Here, the court concludes Plaintiff's objections restate arguments that are adequately addressed by the Report. (See ECF No. 22 at 4-9.) Moreover, Plaintiff's objections substantively mirror the arguments raised in prior briefing, including contentions that: (1) the ALJ failed to "indicate . . . [the] RFC assessment was rooted in a function-by-function analysis of how Plaintiff's impairments impacted her ability to work" (compare ECF No. 17 at 16-17, with ECF No. 22 at 1-3); (2) the RFC did not adequately account for her moderate limitations (compare ECF No. 17 at 16-19, with ECF No. 22 at 3-4); and (3) the ALJ incorrectly assessed Plaintiff's symptoms (compare ECF No. 17 at 19-20, with ECF No. 22 at 4-8). A de novo review is thus unnecessary because Plaintiff has "failed to guide the [c]ourt towards specific issues needing resolution[.]" Nichols, 100 F. Supp. 3d at 498 (holding that a claimant failed to raise specific objections when he repeated arguments raised in his initial brief). The court declines to hear Plaintiff's reused arguments. Orpiano, 687 F.2d at 47. The court finds the Report adequately addresses Plaintiff's objections and properly analyzes the rehashed issues from Plaintiff. See Fray v. Berryhill, No. 6:16-CV-2916-TMC, 2018 WL 1224687, at *5 (D.S.C. Mar. 9, 2018) (adopting a Magistrate Judge's report in which the court concurred "with both the reasoning and the result"). Therefore, the court adopts the Report herein. Plaintiff's objections are overruled.

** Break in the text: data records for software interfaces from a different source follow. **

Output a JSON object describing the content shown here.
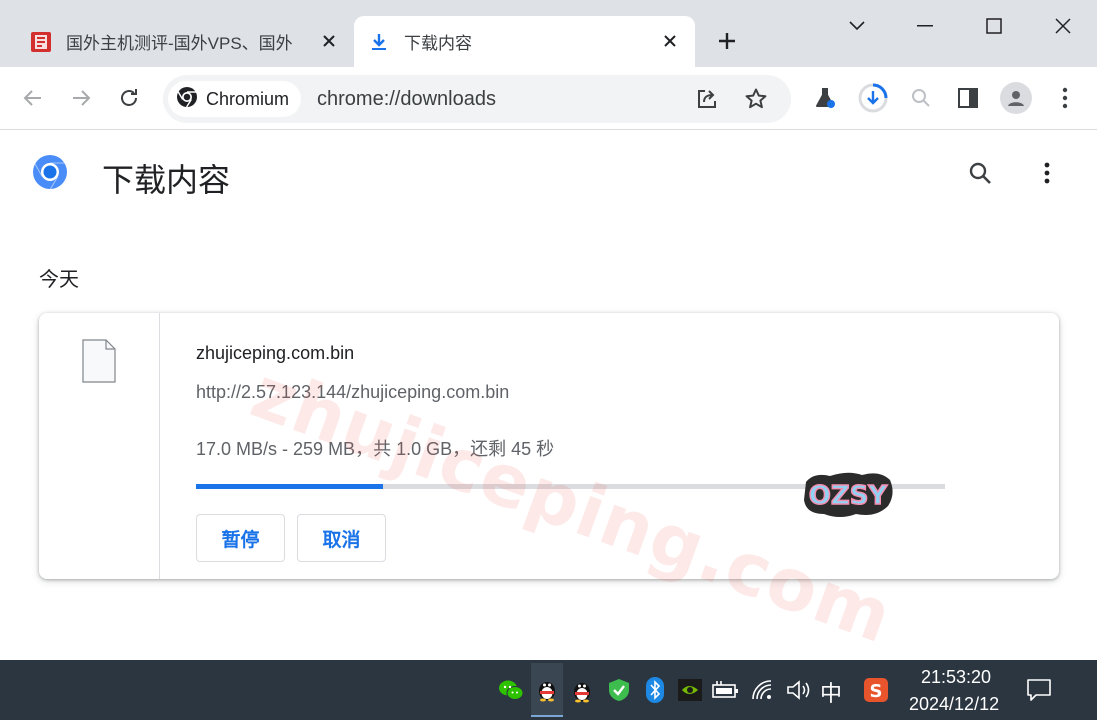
{
  "tabs": [
    {
      "title": "国外主机测评-国外VPS、国外",
      "active": false
    },
    {
      "title": "下载内容",
      "active": true
    }
  ],
  "omnibox": {
    "chip_label": "Chromium",
    "url": "chrome://downloads"
  },
  "page": {
    "title": "下载内容"
  },
  "downloads": {
    "day_label": "今天",
    "items": [
      {
        "filename": "zhujiceping.com.bin",
        "url": "http://2.57.123.144/zhujiceping.com.bin",
        "status": "17.0 MB/s - 259 MB，共 1.0 GB，还剩 45 秒",
        "progress": 0.25,
        "pause_label": "暂停",
        "cancel_label": "取消"
      }
    ]
  },
  "watermark": "zhujiceping.com",
  "sticker": "OZSY",
  "taskbar": {
    "ime": "中",
    "time": "21:53:20",
    "date": "2024/12/12"
  },
  "colors": {
    "accent": "#1a73e8",
    "tabstrip": "#dee1e6",
    "taskbar": "#2b3640"
  },
  "icons": {
    "toolbar": [
      "back-icon",
      "forward-icon",
      "reload-icon",
      "share-icon",
      "star-icon",
      "labs-icon",
      "download-icon",
      "zoom-icon",
      "side-panel-icon",
      "profile-icon",
      "menu-icon"
    ],
    "tray": [
      "wechat-icon",
      "qq-icon",
      "qq-icon",
      "security-icon",
      "bluetooth-icon",
      "nvidia-icon",
      "battery-icon",
      "wifi-icon",
      "volume-icon",
      "sogou-icon",
      "notification-icon"
    ]
  }
}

Even if the court were inclined to rehear Plaintiff's arguments, it would nonetheless be bound by the standard of review—whether substantial evidence supported the ALJ's decision. Mastro, 270 F.3d at 176 (explaining that on appeal, the court cannot "re-weigh conflicting evidence, make credibility determinations, or substitute [its] judgment for that of the [Commissioner]") (citation omitted). The relatively low bar of substantial evidence appears to support the ALJ's decision here. --------

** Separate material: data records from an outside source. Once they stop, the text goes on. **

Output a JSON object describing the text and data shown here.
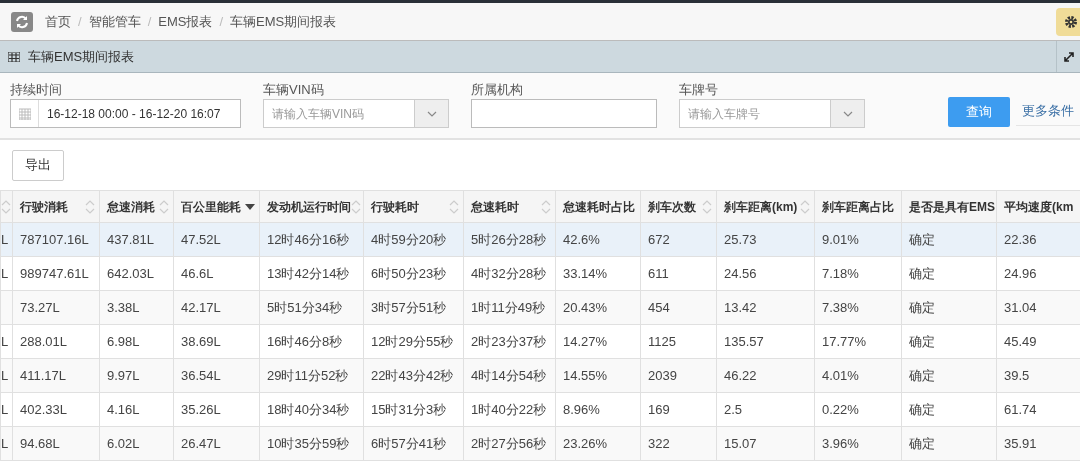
{
  "breadcrumb": [
    {
      "label": "首页"
    },
    {
      "separator": "/",
      "label": "智能管车"
    },
    {
      "separator": "/",
      "label": "EMS报表"
    },
    {
      "separator": "/",
      "label": "车辆EMS期间报表"
    }
  ],
  "panel": {
    "title": "车辆EMS期间报表"
  },
  "filters": [
    {
      "kind": "date",
      "label": "持续时间",
      "value": "16-12-18 00:00 - 16-12-20 16:07"
    },
    {
      "kind": "select",
      "label": "车辆VIN码",
      "placeholder": "请输入车辆VIN码"
    },
    {
      "kind": "text",
      "label": "所属机构"
    },
    {
      "kind": "select",
      "label": "车牌号",
      "placeholder": "请输入车牌号"
    }
  ],
  "query_button": "查询",
  "more_button": "更多条件",
  "export_button": "导出",
  "table": {
    "columns": [
      {
        "sortable": true,
        "sorted": false
      },
      {
        "label": "行驶消耗",
        "sortable": true,
        "sorted": false
      },
      {
        "label": "怠速消耗",
        "sortable": true,
        "sorted": false
      },
      {
        "label": "百公里能耗",
        "sortable": true,
        "sorted": true
      },
      {
        "label": "发动机运行时间",
        "sortable": true,
        "sorted": false
      },
      {
        "label": "行驶耗时",
        "sortable": true,
        "sorted": false
      },
      {
        "label": "怠速耗时",
        "sortable": true,
        "sorted": false
      },
      {
        "label": "怠速耗时占比",
        "sortable": false,
        "sorted": false
      },
      {
        "label": "刹车次数",
        "sortable": true,
        "sorted": false
      },
      {
        "label": "刹车距离(km)",
        "sortable": true,
        "sorted": false
      },
      {
        "label": "刹车距离占比",
        "sortable": false,
        "sorted": false
      },
      {
        "label": "是否是具有EMS",
        "sortable": false,
        "sorted": false
      },
      {
        "label": "平均速度(km",
        "sortable": false,
        "sorted": false
      }
    ],
    "rows": [
      {
        "selected": true,
        "cells": [
          "L",
          "787107.16L",
          "437.81L",
          "47.52L",
          "12时46分16秒",
          "4时59分20秒",
          "5时26分28秒",
          "42.6%",
          "672",
          "25.73",
          "9.01%",
          "确定",
          "22.36"
        ]
      },
      {
        "selected": false,
        "cells": [
          "L",
          "989747.61L",
          "642.03L",
          "46.6L",
          "13时42分14秒",
          "6时50分23秒",
          "4时32分28秒",
          "33.14%",
          "611",
          "24.56",
          "7.18%",
          "确定",
          "24.96"
        ]
      },
      {
        "selected": false,
        "cells": [
          null,
          "73.27L",
          "3.38L",
          "42.17L",
          "5时51分34秒",
          "3时57分51秒",
          "1时11分49秒",
          "20.43%",
          "454",
          "13.42",
          "7.38%",
          "确定",
          "31.04"
        ]
      },
      {
        "selected": false,
        "cells": [
          "L",
          "288.01L",
          "6.98L",
          "38.69L",
          "16时46分8秒",
          "12时29分55秒",
          "2时23分37秒",
          "14.27%",
          "1125",
          "135.57",
          "17.77%",
          "确定",
          "45.49"
        ]
      },
      {
        "selected": false,
        "cells": [
          "L",
          "411.17L",
          "9.97L",
          "36.54L",
          "29时11分52秒",
          "22时43分42秒",
          "4时14分54秒",
          "14.55%",
          "2039",
          "46.22",
          "4.01%",
          "确定",
          "39.5"
        ]
      },
      {
        "selected": false,
        "cells": [
          "L",
          "402.33L",
          "4.16L",
          "35.26L",
          "18时40分34秒",
          "15时31分3秒",
          "1时40分22秒",
          "8.96%",
          "169",
          "2.5",
          "0.22%",
          "确定",
          "61.74"
        ]
      },
      {
        "selected": false,
        "cells": [
          "L",
          "94.68L",
          "6.02L",
          "26.47L",
          "10时35分59秒",
          "6时57分41秒",
          "2时27分56秒",
          "23.26%",
          "322",
          "15.07",
          "3.96%",
          "确定",
          "35.91"
        ]
      }
    ]
  }
}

After a thorough review of the Report and the record, the court ACCEPTS the Magistrate Judge's Report and Recommendation (ECF No. 22) and incorporates it herein. Therefore, the court AFFIRMS the decision of the Commissioner of Social Security Administration.
IT IS SO ORDERED.
United States District Judge April 23, 2021
Columbia, South Carolina